4. "Tithing isn't Compulsory!"
"Your point about old people being cheated of their money is actually quite invalid, because in LE, we never force people to tithe/ give offering. People come at their own will and do what they want to; they aren't forced to do anything. They don't have to ask for healing if they don't want to. "
Herein lies a fallacy: Contrary to his claim, cheats invariably do not coerce people into handing over property; rather, the use of a glib tongue or flimflam are standard psychological tools deployed to induce people to part with their earthly goods.
Churches use a variety of well-proven techniques to induce the cash into their pockets: A place in heaven would be standard fare, or some earthly rewards using the time honored tradition of "the more you give the more you get from God" are excellent sales techniques in ensuring that church coffers never run empty.
While I am not implying that the Church itself is cheating folks out of their hard-earned cash on purpose, the idea that people can be cured in a Church-sanctioned "miracle" session sounds too far-fetched for the rational mind, and it takes a huge dosage of faith, clouded thinking and desperation to believe in such deluded nonsense.
A Miracle? Prove It!
If folks such as Lighter wish to be treated seriously, they might need to persuade their head honcho to perhaps engage more earnestly with scientists, and perhaps have their "miracles" validated for all and sundry.
While I appreciate fan mail, I am very much perturbed by folks who hold such dangerous beliefs: If one doesn't think critically, all manner of hucksters are going to exploit this form of "open-mindedness", i.e belief without evidence and take them for a ride.

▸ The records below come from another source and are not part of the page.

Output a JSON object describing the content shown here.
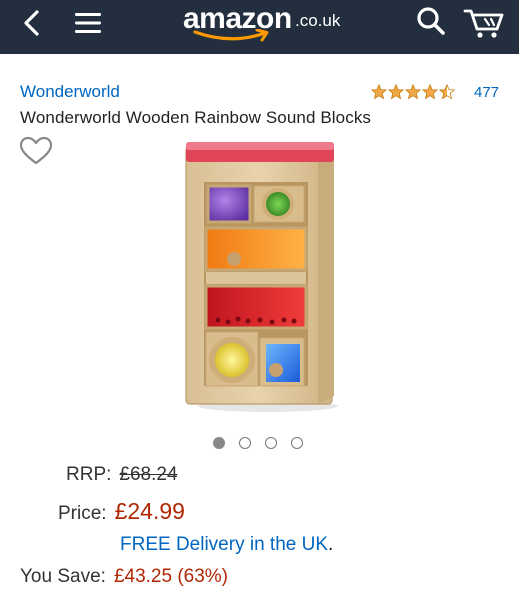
{
  "header": {
    "logo_word": "amazon",
    "logo_tld": ".co.uk",
    "colors": {
      "bar": "#232f3e",
      "logo_smile": "#ff9900"
    },
    "icons": [
      "back-arrow-icon",
      "hamburger-menu-icon",
      "search-icon",
      "cart-icon"
    ]
  },
  "product": {
    "brand": "Wonderworld",
    "title": "Wonderworld Wooden Rainbow Sound Blocks",
    "rating": {
      "stars": 4.5,
      "count": "477"
    },
    "image_alt": "Wooden rainbow sound blocks tower",
    "carousel": {
      "total": 4,
      "active": 1
    }
  },
  "pricing": {
    "rrp_label": "RRP:",
    "rrp_value": "£68.24",
    "price_label": "Price:",
    "price_value": "£24.99",
    "delivery_text": "FREE Delivery in the UK",
    "delivery_suffix": ".",
    "save_label": "You Save:",
    "save_value": "£43.25 (63%)",
    "colors": {
      "price": "#b12704",
      "link": "#0066c0"
    }
  }
}
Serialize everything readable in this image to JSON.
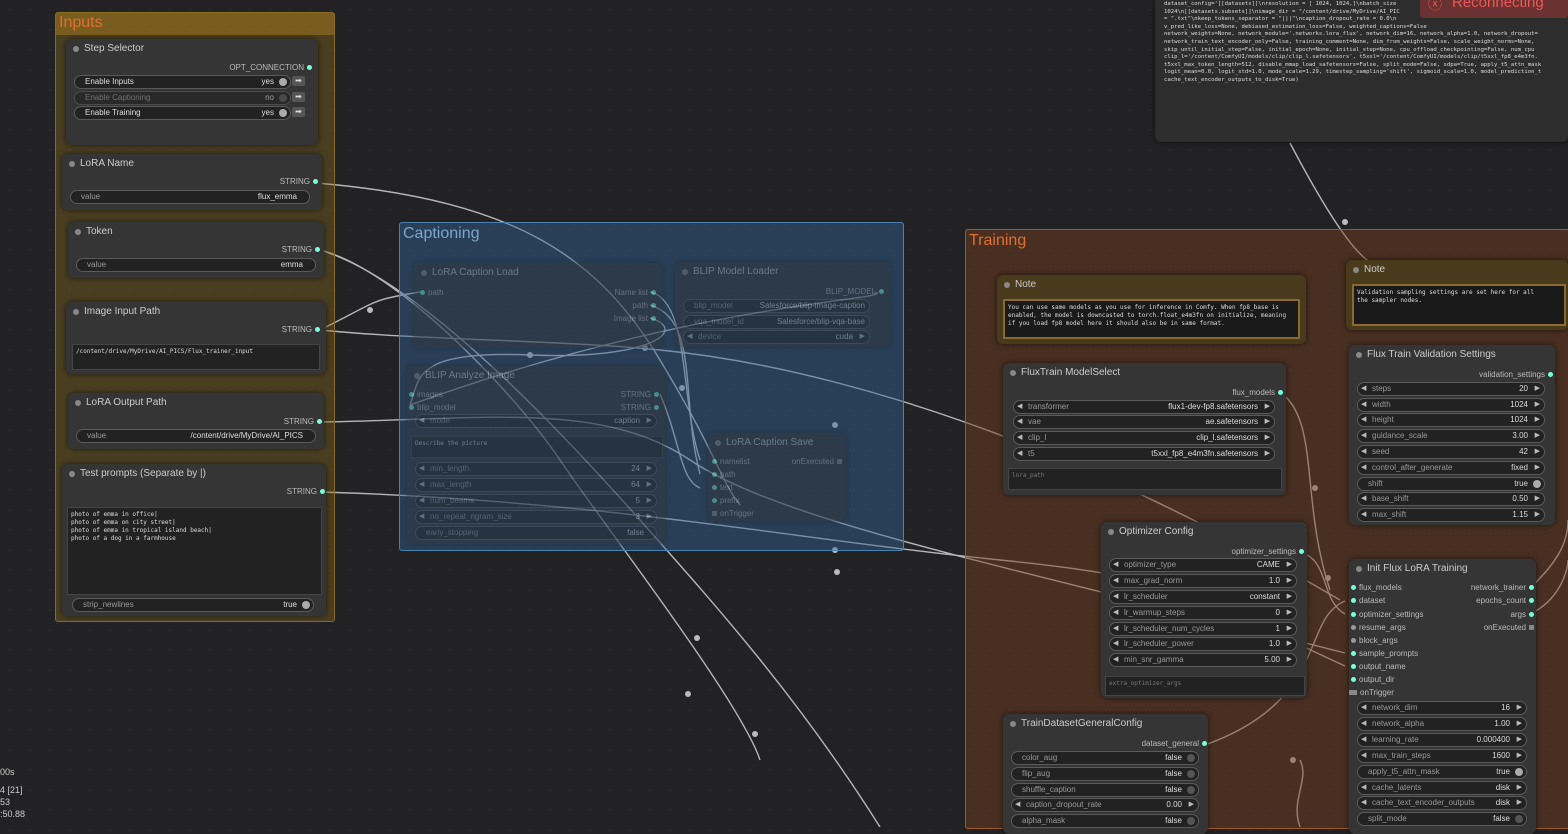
{
  "groups": {
    "inputs": "Inputs",
    "captioning": "Captioning",
    "training": "Training"
  },
  "step_selector": {
    "title": "Step Selector",
    "output": "OPT_CONNECTION",
    "rows": [
      {
        "label": "Enable Inputs",
        "value": "yes"
      },
      {
        "label": "Enable Captioning",
        "value": "no"
      },
      {
        "label": "Enable Training",
        "value": "yes"
      }
    ]
  },
  "lora_name": {
    "title": "LoRA Name",
    "output": "STRING",
    "label": "value",
    "value": "flux_emma"
  },
  "token": {
    "title": "Token",
    "output": "STRING",
    "label": "value",
    "value": "emma"
  },
  "image_input_path": {
    "title": "Image Input Path",
    "output": "STRING",
    "text": "/content/drive/MyDrive/AI_PICS/Flux_trainer_input"
  },
  "lora_output_path": {
    "title": "LoRA Output Path",
    "output": "STRING",
    "label": "value",
    "value": "/content/drive/MyDrive/AI_PICS"
  },
  "test_prompts": {
    "title": "Test prompts (Separate by |)",
    "output": "STRING",
    "text": "photo of emma in office|\nphoto of emma on city street|\nphoto of emma in tropical island beach|\nphoto of a dog in a farmhouse",
    "toggle_label": "strip_newlines",
    "toggle_value": "true"
  },
  "caption_load": {
    "title": "LoRA Caption Load",
    "in_path": "path",
    "outputs": [
      "Name list",
      "path",
      "Image list"
    ]
  },
  "blip_loader": {
    "title": "BLIP Model Loader",
    "output": "BLIP_MODEL",
    "rows": [
      {
        "label": "blip_model",
        "value": "Salesforce/blip-image-caption"
      },
      {
        "label": "vqa_model_id",
        "value": "Salesforce/blip-vqa-base"
      },
      {
        "label": "device",
        "value": "cuda"
      }
    ]
  },
  "blip_analyze": {
    "title": "BLIP Analyze Image",
    "inputs": [
      "images",
      "blip_model"
    ],
    "outputs": [
      "STRING",
      "STRING"
    ],
    "mode_label": "mode",
    "mode_value": "caption",
    "prompt": "Describe the picture",
    "rows": [
      {
        "label": "min_length",
        "value": "24"
      },
      {
        "label": "max_length",
        "value": "64"
      },
      {
        "label": "num_beams",
        "value": "5"
      },
      {
        "label": "no_repeat_ngram_size",
        "value": "3"
      },
      {
        "label": "early_stopping",
        "value": "false"
      }
    ]
  },
  "caption_save": {
    "title": "LoRA Caption Save",
    "inputs": [
      "namelist",
      "path",
      "text",
      "prefix"
    ],
    "output": "onExecuted",
    "trigger": "onTrigger"
  },
  "top_log": {
    "lines": "dataset_config='[[datasets]]\\nresolution = [ 1024, 1024,]\\nbatch_size\n1024\\n[[datasets.subsets]]\\nimage_dir = \"/content/drive/MyDrive/AI_PIC\n= \".txt\"\\nkeep_tokens_separator = \"|||\"\\ncaption_dropout_rate = 0.0\\n\nv_pred_like_loss=None, debiased_estimation_loss=False, weighted_captions=False\nnetwork_weights=None, network_module='.networks.lora_flux', network_dim=16, network_alpha=1.0, network_dropout=\nnetwork_train_text_encoder_only=False, training_comment=None, dim_from_weights=False, scale_weight_norms=None,\nskip_until_initial_step=False, initial_epoch=None, initial_step=None, cpu_offload_checkpointing=False, num_cpu\nclip_l='/content/ComfyUI/models/clip/clip_l.safetensors', t5xxl='/content/ComfyUI/models/clip/t5xxl_fp8_e4m3fn.\nt5xxl_max_token_length=512, disable_mmap_load_safetensors=False, split_mode=False, sdpa=True, apply_t5_attn_mask\nlogit_mean=0.0, logit_std=1.0, mode_scale=1.29, timestep_sampling='shift', sigmoid_scale=1.0, model_prediction_t\ncache_text_encoder_outputs_to_disk=True)",
    "reconnecting": "Reconnecting"
  },
  "note1": {
    "title": "Note",
    "text": "You can use same models as you use for inference in Comfy. When fp8_base is\nenabled, the model is downcasted to torch.float_e4m3fn on initialize, meaning\nif you load fp8 model here it should also be in same format."
  },
  "note2": {
    "title": "Note",
    "text": "Validation sampling settings are set here for all\nthe sampler nodes."
  },
  "model_select": {
    "title": "FluxTrain ModelSelect",
    "output": "flux_models",
    "rows": [
      {
        "label": "transformer",
        "value": "flux1-dev-fp8.safetensors"
      },
      {
        "label": "vae",
        "value": "ae.safetensors"
      },
      {
        "label": "clip_l",
        "value": "clip_l.safetensors"
      },
      {
        "label": "t5",
        "value": "t5xxl_fp8_e4m3fn.safetensors"
      }
    ],
    "placeholder": "lora_path"
  },
  "optimizer": {
    "title": "Optimizer Config",
    "output": "optimizer_settings",
    "rows": [
      {
        "label": "optimizer_type",
        "value": "CAME"
      },
      {
        "label": "max_grad_norm",
        "value": "1.0"
      },
      {
        "label": "lr_scheduler",
        "value": "constant"
      },
      {
        "label": "lr_warmup_steps",
        "value": "0"
      },
      {
        "label": "lr_scheduler_num_cycles",
        "value": "1"
      },
      {
        "label": "lr_scheduler_power",
        "value": "1.0"
      },
      {
        "label": "min_snr_gamma",
        "value": "5.00"
      }
    ],
    "placeholder": "extra_optimizer_args"
  },
  "dataset_cfg": {
    "title": "TrainDatasetGeneralConfig",
    "output": "dataset_general",
    "rows": [
      {
        "label": "color_aug",
        "value": "false",
        "kind": "toggle"
      },
      {
        "label": "flip_aug",
        "value": "false",
        "kind": "toggle"
      },
      {
        "label": "shuffle_caption",
        "value": "false",
        "kind": "toggle"
      },
      {
        "label": "caption_dropout_rate",
        "value": "0.00",
        "kind": "num"
      },
      {
        "label": "alpha_mask",
        "value": "false",
        "kind": "toggle"
      }
    ]
  },
  "validation": {
    "title": "Flux Train Validation Settings",
    "output": "validation_settings",
    "rows": [
      {
        "label": "steps",
        "value": "20",
        "kind": "num"
      },
      {
        "label": "width",
        "value": "1024",
        "kind": "num"
      },
      {
        "label": "height",
        "value": "1024",
        "kind": "num"
      },
      {
        "label": "guidance_scale",
        "value": "3.00",
        "kind": "num"
      },
      {
        "label": "seed",
        "value": "42",
        "kind": "num"
      },
      {
        "label": "control_after_generate",
        "value": "fixed",
        "kind": "num"
      },
      {
        "label": "shift",
        "value": "true",
        "kind": "toggle"
      },
      {
        "label": "base_shift",
        "value": "0.50",
        "kind": "num"
      },
      {
        "label": "max_shift",
        "value": "1.15",
        "kind": "num"
      }
    ]
  },
  "init_train": {
    "title": "Init Flux LoRA Training",
    "inputs": [
      "flux_models",
      "dataset",
      "optimizer_settings",
      "resume_args",
      "block_args",
      "sample_prompts",
      "output_name",
      "output_dir"
    ],
    "outputs": [
      "network_trainer",
      "epochs_count",
      "args",
      "onExecuted"
    ],
    "trigger": "onTrigger",
    "rows": [
      {
        "label": "network_dim",
        "value": "16",
        "kind": "num"
      },
      {
        "label": "network_alpha",
        "value": "1.00",
        "kind": "num"
      },
      {
        "label": "learning_rate",
        "value": "0.000400",
        "kind": "num"
      },
      {
        "label": "max_train_steps",
        "value": "1600",
        "kind": "num"
      },
      {
        "label": "apply_t5_attn_mask",
        "value": "true",
        "kind": "toggle"
      },
      {
        "label": "cache_latents",
        "value": "disk",
        "kind": "num"
      },
      {
        "label": "cache_text_encoder_outputs",
        "value": "disk",
        "kind": "num"
      },
      {
        "label": "split_mode",
        "value": "false",
        "kind": "toggle"
      }
    ]
  },
  "stats": {
    "lines": [
      "00s",
      "",
      "4 [21]",
      "53",
      ":50.88"
    ]
  }
}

While I have no doubt that miracle services of the LE sort are fun and alleviating to the unwary, a staunch belief in miracles and God does one little or no good in the quest for convalesce: If you are sick, seek the advice of a doctor, not the priest or the shaman.
-"Heroin also makes people feel better, but I wouldn't recommend using heroin. " James Randi
Saturday, 11 April 2009